● Input material

------------------------------------------------------------

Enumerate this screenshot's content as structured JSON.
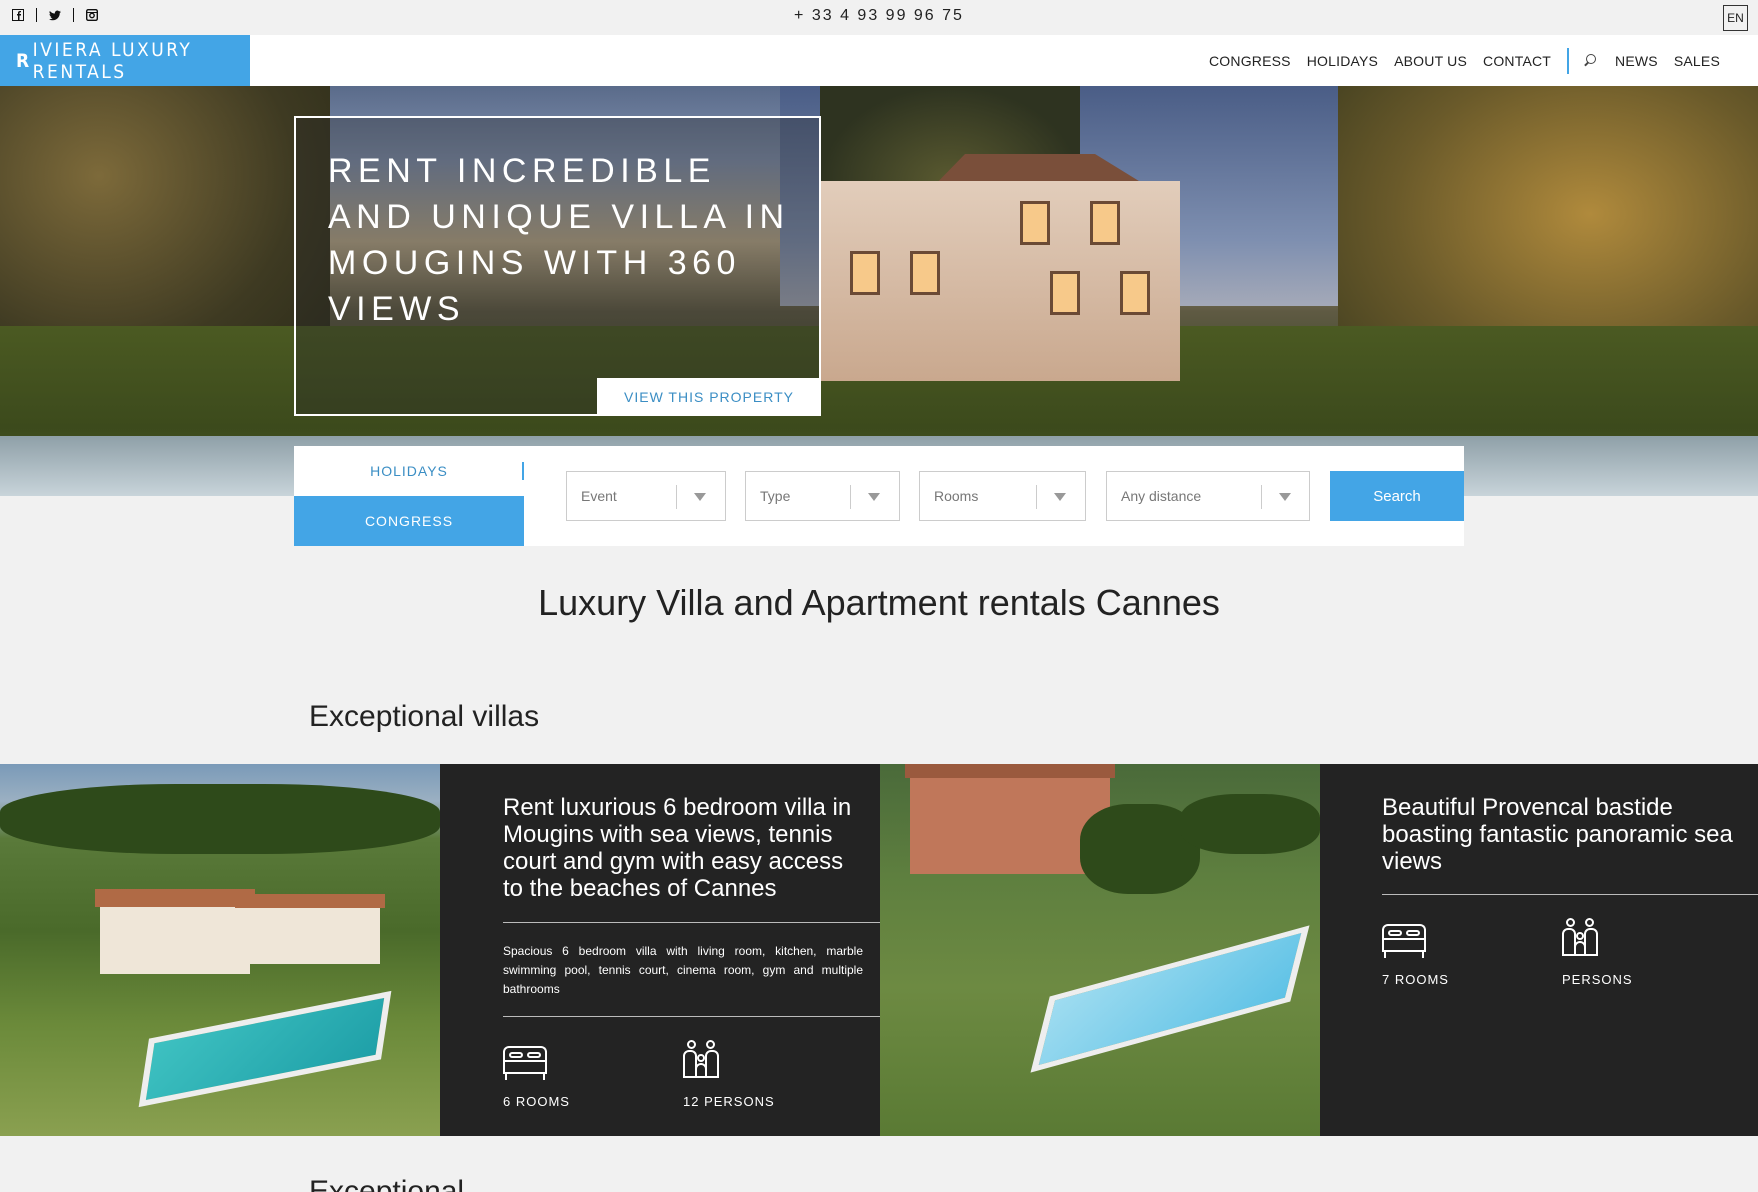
{
  "topbar": {
    "social": [
      "facebook-icon",
      "twitter-icon",
      "instagram-icon"
    ],
    "phone": "+ 33 4 93 99 96 75",
    "lang": "EN"
  },
  "nav": {
    "logo": "IVIERA LUXURY RENTALS",
    "logo_mark": "R",
    "items": [
      "CONGRESS",
      "HOLIDAYS",
      "ABOUT US",
      "CONTACT"
    ],
    "items_right": [
      "NEWS",
      "SALES"
    ]
  },
  "hero": {
    "title": "RENT INCREDIBLE AND UNIQUE VILLA IN MOUGINS WITH 360 VIEWS",
    "button": "VIEW THIS PROPERTY"
  },
  "search": {
    "tab_holidays": "HOLIDAYS",
    "tab_congress": "CONGRESS",
    "event": "Event",
    "type": "Type",
    "rooms": "Rooms",
    "distance": "Any distance",
    "button": "Search"
  },
  "page_title": "Luxury Villa and Apartment rentals Cannes",
  "section_title": "Exceptional villas",
  "villas": [
    {
      "title": "Rent luxurious 6 bedroom villa in Mougins with sea views, tennis court and gym with easy access to the beaches of Cannes",
      "description": "Spacious 6 bedroom villa with living room, kitchen, marble swimming pool, tennis court, cinema room, gym and multiple bathrooms",
      "rooms": "6 ROOMS",
      "persons": "12 PERSONS"
    },
    {
      "title": "Beautiful Provencal bastide boasting fantastic panoramic sea views",
      "rooms": "7 ROOMS",
      "persons": "PERSONS"
    }
  ],
  "next_section": "Exceptional"
}
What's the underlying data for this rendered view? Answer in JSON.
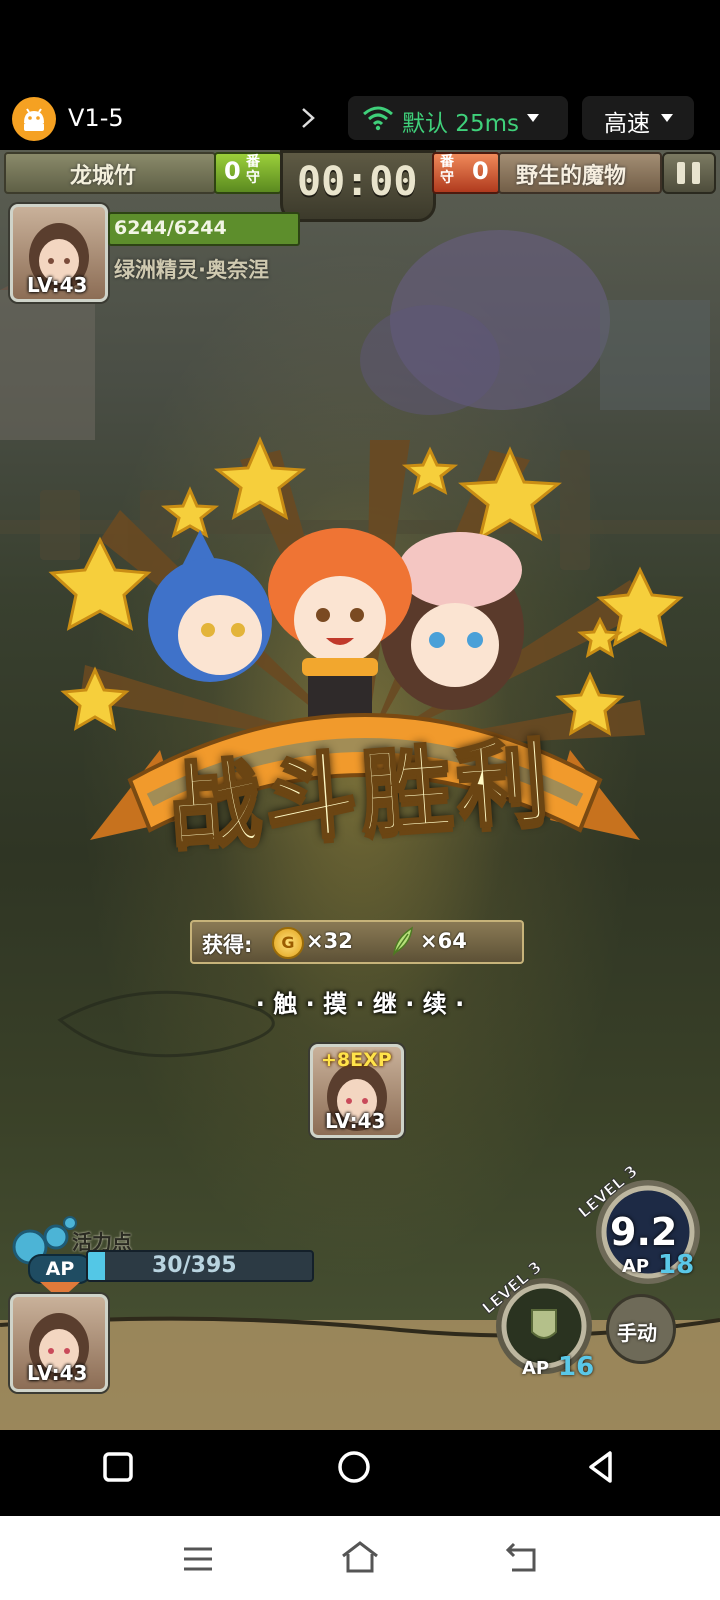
{
  "app_bar": {
    "level_label": "V1-5",
    "network_label": "默认 25ms",
    "speed_label": "高速"
  },
  "battle_header": {
    "player_name": "龙城竹",
    "player_guard_count": "0",
    "player_guard_label": "番守",
    "timer": "00:00",
    "enemy_guard_label": "番守",
    "enemy_guard_count": "0",
    "enemy_name": "野生的魔物"
  },
  "boss": {
    "hp_text": "6244/6244",
    "name": "绿洲精灵·奥奈涅",
    "level": "LV:43"
  },
  "victory": {
    "title": "战斗胜利",
    "reward_label": "获得:",
    "gold_amount": "×32",
    "feather_amount": "×64",
    "continue_text": "· 触 · 摸 · 继 · 续 ·",
    "exp_label": "+8EXP",
    "hero_level": "LV:43"
  },
  "ap_panel": {
    "label": "活力点",
    "ap_short": "AP",
    "value": "30/395",
    "fill_fraction": 0.076
  },
  "bottom_card": {
    "level": "LV:43"
  },
  "skill_big": {
    "level_label": "LEVEL 3",
    "value": "9.2",
    "ap_label": "AP",
    "ap_cost": "18"
  },
  "skill_small": {
    "level_label": "LEVEL 3",
    "ap_label": "AP",
    "ap_cost": "16",
    "mode_label": "手动"
  },
  "colors": {
    "accent_green": "#7cd64a",
    "gold": "#f2c233",
    "ribbon_orange": "#f19a2c"
  }
}
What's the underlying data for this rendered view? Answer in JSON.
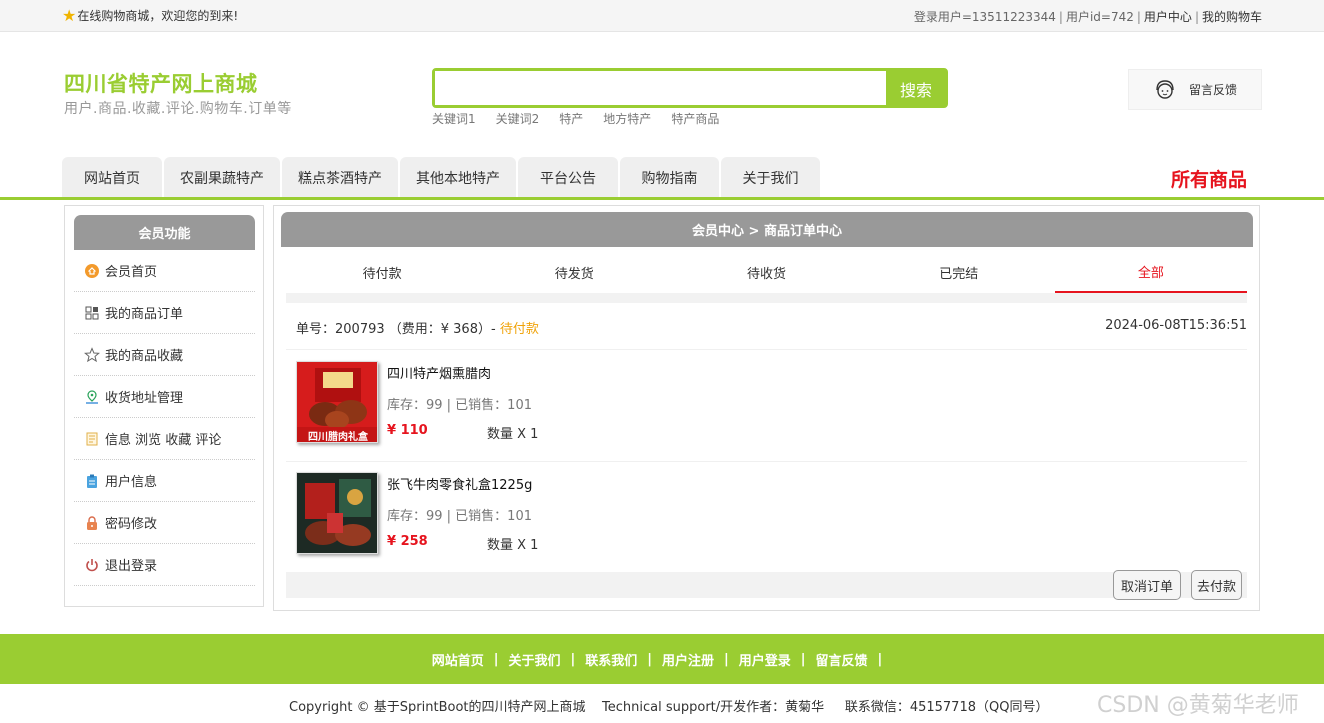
{
  "topbar": {
    "welcome": "在线购物商城，欢迎您的到来!",
    "user_label": "登录用户=13511223344",
    "user_id": "用户id=742",
    "user_center": "用户中心",
    "my_cart": "我的购物车"
  },
  "brand": {
    "title": "四川省特产网上商城",
    "subtitle": "用户.商品.收藏.评论.购物车.订单等"
  },
  "search": {
    "placeholder": "",
    "button": "搜索",
    "keywords": [
      "关键词1",
      "关键词2",
      "特产",
      "地方特产",
      "特产商品"
    ]
  },
  "feedback": "留言反馈",
  "nav": {
    "tabs": [
      "网站首页",
      "农副果蔬特产",
      "糕点茶酒特产",
      "其他本地特产",
      "平台公告",
      "购物指南",
      "关于我们"
    ],
    "all_goods": "所有商品"
  },
  "sidebar": {
    "title": "会员功能",
    "items": [
      "会员首页",
      "我的商品订单",
      "我的商品收藏",
      "收货地址管理",
      "信息 浏览 收藏 评论",
      "用户信息",
      "密码修改",
      "退出登录"
    ]
  },
  "main": {
    "breadcrumb": "会员中心 > 商品订单中心",
    "status_tabs": [
      "待付款",
      "待发货",
      "待收货",
      "已完结",
      "全部"
    ],
    "active_tab": "全部"
  },
  "order": {
    "number_text": "单号：200793 （费用：¥ 368）-",
    "status": "待付款",
    "time": "2024-06-08T15:36:51",
    "goods": [
      {
        "name": "四川特产烟熏腊肉",
        "stock": "库存：99 | 已销售：101",
        "price": "¥ 110",
        "qty": "数量 X 1",
        "thumb_label": "四川腊肉礼盒"
      },
      {
        "name": "张飞牛肉零食礼盒1225g",
        "stock": "库存：99 | 已销售：101",
        "price": "¥ 258",
        "qty": "数量 X 1",
        "thumb_label": ""
      }
    ],
    "cancel_button": "取消订单",
    "pay_button": "去付款"
  },
  "footer": {
    "links": [
      "网站首页",
      "关于我们",
      "联系我们",
      "用户注册",
      "用户登录",
      "留言反馈"
    ],
    "copyright": "Copyright © 基于SprintBoot的四川特产网上商城    Technical support/开发作者：黄菊华     联系微信：45157718（QQ同号）"
  },
  "watermark": "CSDN @黄菊华老师",
  "colors": {
    "brand_green": "#9acd32",
    "accent_red": "#e6141e",
    "pending_orange": "#f0a30a",
    "header_gray": "#999999"
  }
}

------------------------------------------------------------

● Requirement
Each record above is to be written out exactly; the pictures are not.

● Exercise output
Enumerate this screenshot's content as structured JSON.
{
  "topbar": {
    "social": [
      "facebook-icon",
      "twitter-icon",
      "instagram-icon"
    ],
    "phone": "+ 33 4 93 99 96 75",
    "lang": "EN"
  },
  "nav": {
    "logo": "IVIERA LUXURY RENTALS",
    "logo_mark": "R",
    "items": [
      "CONGRESS",
      "HOLIDAYS",
      "ABOUT US",
      "CONTACT"
    ],
    "items_right": [
      "NEWS",
      "SALES"
    ]
  },
  "hero": {
    "title": "RENT INCREDIBLE AND UNIQUE VILLA IN MOUGINS WITH 360 VIEWS",
    "button": "VIEW THIS PROPERTY"
  },
  "search": {
    "tab_holidays": "HOLIDAYS",
    "tab_congress": "CONGRESS",
    "event": "Event",
    "type": "Type",
    "rooms": "Rooms",
    "distance": "Any distance",
    "button": "Search"
  },
  "page_title": "Luxury Villa and Apartment rentals Cannes",
  "section_title": "Exceptional villas",
  "villas": [
    {
      "title": "Rent luxurious 6 bedroom villa in Mougins with sea views, tennis court and gym with easy access to the beaches of Cannes",
      "description": "Spacious 6 bedroom villa with living room, kitchen, marble swimming pool, tennis court, cinema room, gym and multiple bathrooms",
      "rooms": "6 ROOMS",
      "persons": "12 PERSONS"
    },
    {
      "title": "Beautiful Provencal bastide boasting fantastic panoramic sea views",
      "rooms": "7 ROOMS",
      "persons": "PERSONS"
    }
  ],
  "next_section": "Exceptional"
}
What's the underlying data for this rendered view? Answer in JSON.
{
  "app_bar": {
    "level_label": "V1-5",
    "network_label": "默认 25ms",
    "speed_label": "高速"
  },
  "battle_header": {
    "player_name": "龙城竹",
    "player_guard_count": "0",
    "player_guard_label": "番守",
    "timer": "00:00",
    "enemy_guard_label": "番守",
    "enemy_guard_count": "0",
    "enemy_name": "野生的魔物"
  },
  "boss": {
    "hp_text": "6244/6244",
    "name": "绿洲精灵·奥奈涅",
    "level": "LV:43"
  },
  "victory": {
    "title": "战斗胜利",
    "reward_label": "获得:",
    "gold_amount": "×32",
    "feather_amount": "×64",
    "continue_text": "· 触 · 摸 · 继 · 续 ·",
    "exp_label": "+8EXP",
    "hero_level": "LV:43"
  },
  "ap_panel": {
    "label": "活力点",
    "ap_short": "AP",
    "value": "30/395",
    "fill_fraction": 0.076
  },
  "bottom_card": {
    "level": "LV:43"
  },
  "skill_big": {
    "level_label": "LEVEL 3",
    "value": "9.2",
    "ap_label": "AP",
    "ap_cost": "18"
  },
  "skill_small": {
    "level_label": "LEVEL 3",
    "ap_label": "AP",
    "ap_cost": "16",
    "mode_label": "手动"
  },
  "colors": {
    "accent_green": "#7cd64a",
    "gold": "#f2c233",
    "ribbon_orange": "#f19a2c"
  }
}
What's the underlying data for this rendered view? Answer in JSON.
{
  "topbar": {
    "welcome": "在线购物商城，欢迎您的到来!",
    "user_label": "登录用户=13511223344",
    "user_id": "用户id=742",
    "user_center": "用户中心",
    "my_cart": "我的购物车"
  },
  "brand": {
    "title": "四川省特产网上商城",
    "subtitle": "用户.商品.收藏.评论.购物车.订单等"
  },
  "search": {
    "placeholder": "",
    "button": "搜索",
    "keywords": [
      "关键词1",
      "关键词2",
      "特产",
      "地方特产",
      "特产商品"
    ]
  },
  "feedback": "留言反馈",
  "nav": {
    "tabs": [
      "网站首页",
      "农副果蔬特产",
      "糕点茶酒特产",
      "其他本地特产",
      "平台公告",
      "购物指南",
      "关于我们"
    ],
    "all_goods": "所有商品"
  },
  "sidebar": {
    "title": "会员功能",
    "items": [
      "会员首页",
      "我的商品订单",
      "我的商品收藏",
      "收货地址管理",
      "信息 浏览 收藏 评论",
      "用户信息",
      "密码修改",
      "退出登录"
    ]
  },
  "main": {
    "breadcrumb": "会员中心 > 商品订单中心",
    "status_tabs": [
      "待付款",
      "待发货",
      "待收货",
      "已完结",
      "全部"
    ],
    "active_tab": "全部"
  },
  "order": {
    "number_text": "单号：200793 （费用：¥ 368）-",
    "status": "待付款",
    "time": "2024-06-08T15:36:51",
    "goods": [
      {
        "name": "四川特产烟熏腊肉",
        "stock": "库存：99 | 已销售：101",
        "price": "¥ 110",
        "qty": "数量 X 1",
        "thumb_label": "四川腊肉礼盒"
      },
      {
        "name": "张飞牛肉零食礼盒1225g",
        "stock": "库存：99 | 已销售：101",
        "price": "¥ 258",
        "qty": "数量 X 1",
        "thumb_label": ""
      }
    ],
    "cancel_button": "取消订单",
    "pay_button": "去付款"
  },
  "footer": {
    "links": [
      "网站首页",
      "关于我们",
      "联系我们",
      "用户注册",
      "用户登录",
      "留言反馈"
    ],
    "copyright": "Copyright © 基于SprintBoot的四川特产网上商城    Technical support/开发作者：黄菊华     联系微信：45157718（QQ同号）"
  },
  "watermark": "CSDN @黄菊华老师",
  "colors": {
    "brand_green": "#9acd32",
    "accent_red": "#e6141e",
    "pending_orange": "#f0a30a",
    "header_gray": "#999999"
  }
}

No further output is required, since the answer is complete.